We have a bit of an impromptu theme this week starting with our article released Monday. Generations X and Y are popular topics these days. I have been catching up to some older articles and came across this one from allbusiness.com which is the title of this post.
Overall, it is a strong article with good tactical suggestions for managers. Some seem simplistic – be clear from the outset, be a mentor and teach them business standards. Yet, I can immediately think of 5 examples where sales managers did not perform such rudimentary tasks. Maybe these items are topical fodder for management articles nowadays?
Two points really jumped out from this article and merit a mention:
Give them free rein to multitask. Keep in mind that your young staffers can multitask unlike any generation before them. This means that they can send e-mails, talk on the phone, and compose memos at the same time €” and enjoy themselves in the process.

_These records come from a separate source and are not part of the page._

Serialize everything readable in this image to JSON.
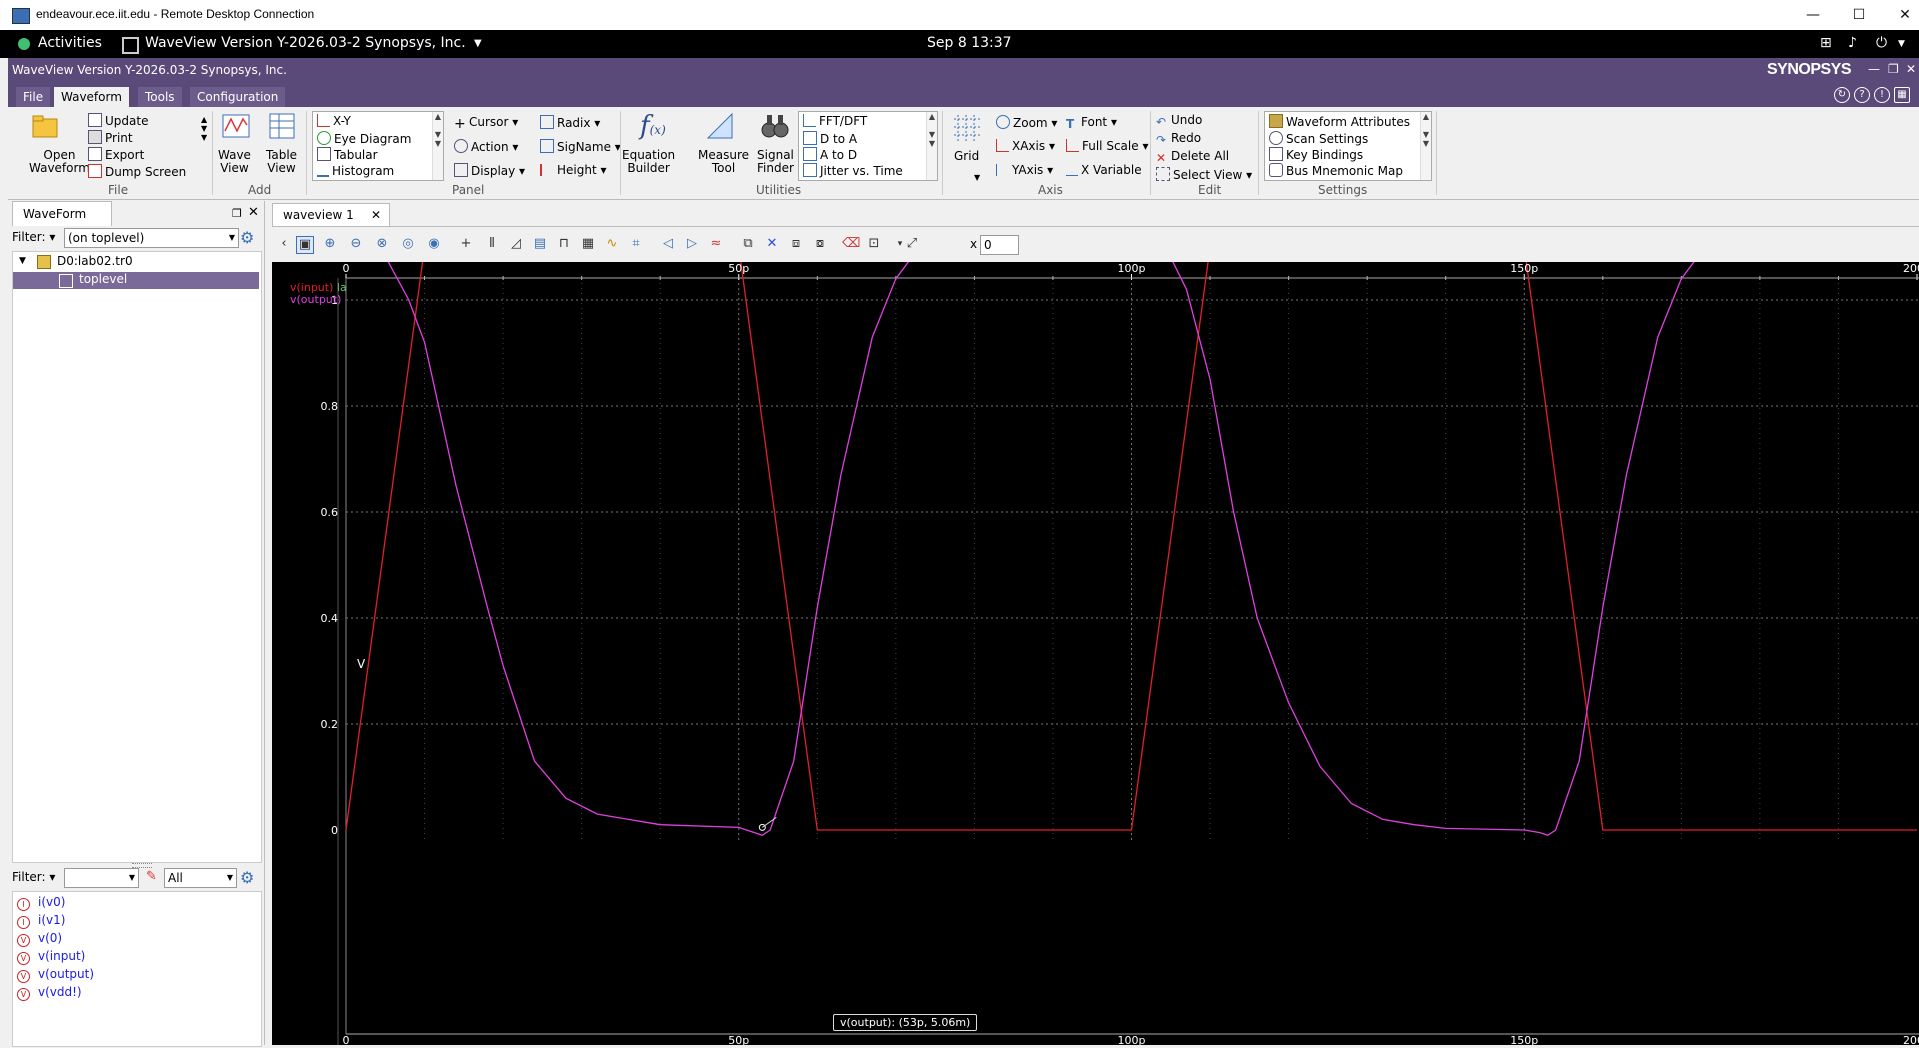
{
  "rdp": {
    "title": "endeavour.ece.iit.edu - Remote Desktop Connection",
    "min": "—",
    "max": "☐",
    "close": "✕"
  },
  "gnome": {
    "activities": "Activities",
    "app": "WaveView Version Y-2026.03-2 Synopsys, Inc.",
    "clock": "Sep 8  13:37"
  },
  "app": {
    "title": "WaveView Version Y-2026.03-2 Synopsys, Inc.",
    "logo": "SYNOPSYS"
  },
  "menu": [
    "File",
    "Waveform",
    "Tools",
    "Configuration"
  ],
  "ribbon": {
    "file": {
      "open": [
        "Open",
        "Waveform"
      ],
      "items": [
        "Update",
        "Print",
        "Export",
        "Dump Screen"
      ],
      "group": "File"
    },
    "add": {
      "wave": [
        "Wave",
        "View"
      ],
      "table": [
        "Table",
        "View"
      ],
      "group": "Add"
    },
    "panel": {
      "list": [
        "X-Y",
        "Eye Diagram",
        "Tabular",
        "Histogram"
      ],
      "col1": [
        "Cursor",
        "Action",
        "Display"
      ],
      "col2": [
        "Radix",
        "SigName",
        "Height"
      ],
      "group": "Panel"
    },
    "utilities": {
      "eq": [
        "Equation",
        "Builder"
      ],
      "measure": [
        "Measure",
        "Tool"
      ],
      "signal": [
        "Signal",
        "Finder"
      ],
      "list": [
        "FFT/DFT",
        "D to A",
        "A to D",
        "Jitter vs. Time"
      ],
      "group": "Utilities"
    },
    "axis": {
      "grid": "Grid",
      "col1": [
        "Zoom",
        "XAxis",
        "YAxis"
      ],
      "col2": [
        "Font",
        "Full Scale",
        "X Variable"
      ],
      "group": "Axis"
    },
    "edit": {
      "items": [
        "Undo",
        "Redo",
        "Delete All",
        "Select View"
      ],
      "group": "Edit"
    },
    "settings": {
      "items": [
        "Waveform Attributes",
        "Scan Settings",
        "Key Bindings",
        "Bus Mnemonic Map"
      ],
      "group": "Settings"
    }
  },
  "left": {
    "tab": "WaveForm",
    "filter_label": "Filter:",
    "filter_value": "(on toplevel)",
    "tree": [
      "D0:lab02.tr0",
      "toplevel"
    ],
    "filter2_label": "Filter:",
    "filter2_all": "All",
    "signals": [
      "i(v0)",
      "i(v1)",
      "v(0)",
      "v(input)",
      "v(output)",
      "v(vdd!)"
    ]
  },
  "wave": {
    "tab": "waveview 1",
    "x_label": "x",
    "x_value": "0"
  },
  "chart_data": {
    "type": "line",
    "ylabel": "V",
    "xlabel": "",
    "xlim": [
      0,
      200
    ],
    "ylim": [
      0,
      1.1
    ],
    "x_ticks": [
      "0",
      "50p",
      "100p",
      "150p",
      "200p"
    ],
    "y_ticks": [
      "0",
      "0.2",
      "0.4",
      "0.6",
      "0.8",
      "1"
    ],
    "grid": true,
    "legend": [
      "v(input)",
      "v(output)"
    ],
    "legend_extra": "la",
    "series": [
      {
        "name": "v(input)",
        "color": "#e0202a",
        "x": [
          0,
          10,
          50,
          60,
          100,
          110,
          150,
          160,
          200
        ],
        "y": [
          0,
          1.1,
          1.1,
          0,
          0,
          1.1,
          1.1,
          0,
          0
        ]
      },
      {
        "name": "v(output)",
        "color": "#e040e0",
        "x": [
          0,
          2,
          4,
          8,
          10,
          14,
          18,
          20,
          24,
          28,
          32,
          40,
          50,
          52,
          53,
          54,
          57,
          60,
          63,
          65,
          67,
          70,
          72,
          75,
          80,
          90,
          100,
          102,
          103,
          104,
          107,
          110,
          113,
          116,
          120,
          124,
          128,
          132,
          136,
          140,
          150,
          152,
          153,
          154,
          157,
          160,
          163,
          165,
          167,
          170,
          172,
          175,
          180,
          190,
          200
        ],
        "y": [
          1.08,
          1.11,
          1.11,
          1.0,
          0.92,
          0.65,
          0.42,
          0.31,
          0.13,
          0.06,
          0.03,
          0.01,
          0.005,
          -0.005,
          -0.01,
          0.0,
          0.13,
          0.42,
          0.67,
          0.8,
          0.93,
          1.04,
          1.08,
          1.095,
          1.1,
          1.1,
          1.1,
          1.12,
          1.13,
          1.11,
          1.02,
          0.85,
          0.6,
          0.4,
          0.24,
          0.12,
          0.05,
          0.02,
          0.01,
          0.003,
          0.0,
          -0.005,
          -0.01,
          0.0,
          0.13,
          0.42,
          0.67,
          0.8,
          0.93,
          1.04,
          1.08,
          1.095,
          1.1,
          1.1,
          1.1
        ]
      }
    ],
    "tooltip": "v(output): (53p, 5.06m)"
  }
}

Absolutely on target with that bullet point. It is almost unnerving to watch the efficiency with which the younger generations can juggle electronics. Progressive managers know how to leverage this multitasking skill. One caveat – keep a close eye on their attention to detail. If the Gen X and Yers push it too far and too fast, quality is the first casualty.
Strive for work-life balance. Young employees fill their lives with many activities €” sports leagues, social groups, classes, time spent with friends. They work hard, but they are generally not workaholics. Home, family, and friends are often their first priorities.
Second arrow in the bullseye. I have sat through interviews where you could see the Gen X candidate skillfully sizing up the work level of the position. It wasn’t that he was trying to avoid a 40 hour work week, he was trying to sort out if the company was masking a position that truly required a 60 hour work week.
These new, youthful generations have already started changing the workplace in dramatic fashion. Again, progressive managers (including older Gen X managers) will need to adjust accordingly as Generations X and Y become the majority population in the labor force.